NuStar had suspended PDVSA several times since 2017 from using its St. Eustatius facility over millions of dollars in missed payments.
The terminal played a role in a legal dispute between PDVSA and ConocoPhillips, which earlier this year tried to enforce a $2 billion arbitration award by seizing some of the Venezuelan firm’s assets in the Caribbean.
“We can confirm that we have signed an agreement with PDVSA, which brings their account current,” NuStar spokesman Chris Cho said in an email. “This agreement improves the earnings outlook for our St Eustatius terminal for the remainder of 2018.”
NuStar and PDVSA also signed a new contract that reduces the storage available to PDVSA at the facility, while securing fees for about one year’s worth of storage, he added.
In May, when Conoco started legal actions to seize PDVSA’s assets on several islands where it rents or owns terminals and refineries, over 4 million barrels of Venezuelan heavy crude stored at Statia were temporarily retained under a court order.
Conoco tried to seize the inventory, but the dispute for missing storage fees between PDVSA and NuStar added complications to the case.
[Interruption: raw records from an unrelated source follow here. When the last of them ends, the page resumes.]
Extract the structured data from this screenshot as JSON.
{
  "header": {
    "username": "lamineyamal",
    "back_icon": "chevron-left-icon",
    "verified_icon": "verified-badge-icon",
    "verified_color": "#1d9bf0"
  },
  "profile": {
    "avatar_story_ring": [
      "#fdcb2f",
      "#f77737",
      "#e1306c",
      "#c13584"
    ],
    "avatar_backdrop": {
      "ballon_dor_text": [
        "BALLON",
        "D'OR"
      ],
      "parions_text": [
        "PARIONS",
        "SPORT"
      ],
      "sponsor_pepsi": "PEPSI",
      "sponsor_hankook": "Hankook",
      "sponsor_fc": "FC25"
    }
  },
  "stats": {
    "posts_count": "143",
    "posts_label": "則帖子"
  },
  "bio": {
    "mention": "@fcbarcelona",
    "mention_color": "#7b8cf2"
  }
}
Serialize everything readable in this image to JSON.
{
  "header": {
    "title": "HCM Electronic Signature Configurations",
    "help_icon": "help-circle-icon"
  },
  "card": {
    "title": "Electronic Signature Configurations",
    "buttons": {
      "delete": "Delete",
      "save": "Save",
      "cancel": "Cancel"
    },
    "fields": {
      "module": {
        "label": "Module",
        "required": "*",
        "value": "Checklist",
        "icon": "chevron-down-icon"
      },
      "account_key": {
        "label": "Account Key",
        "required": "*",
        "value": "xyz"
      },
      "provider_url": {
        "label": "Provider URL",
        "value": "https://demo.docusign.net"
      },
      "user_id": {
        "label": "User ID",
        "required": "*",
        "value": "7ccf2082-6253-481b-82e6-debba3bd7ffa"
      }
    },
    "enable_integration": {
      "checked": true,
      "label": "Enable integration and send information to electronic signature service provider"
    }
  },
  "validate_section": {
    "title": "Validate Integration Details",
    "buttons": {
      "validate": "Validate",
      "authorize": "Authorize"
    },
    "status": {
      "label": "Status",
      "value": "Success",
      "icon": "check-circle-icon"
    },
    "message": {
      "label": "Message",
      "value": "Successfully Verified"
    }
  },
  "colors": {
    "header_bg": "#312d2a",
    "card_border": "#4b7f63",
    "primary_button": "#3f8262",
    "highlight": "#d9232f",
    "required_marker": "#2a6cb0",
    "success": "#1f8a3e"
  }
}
In 2017, a similar legal fight between PDVSA and the conglomerate of shipping companies Sovcomflot led to an auction in which an inventory of Venezuelan crude stored in Statia was sold to a trading firm for satisfying a portion of the Russian firm’s claim.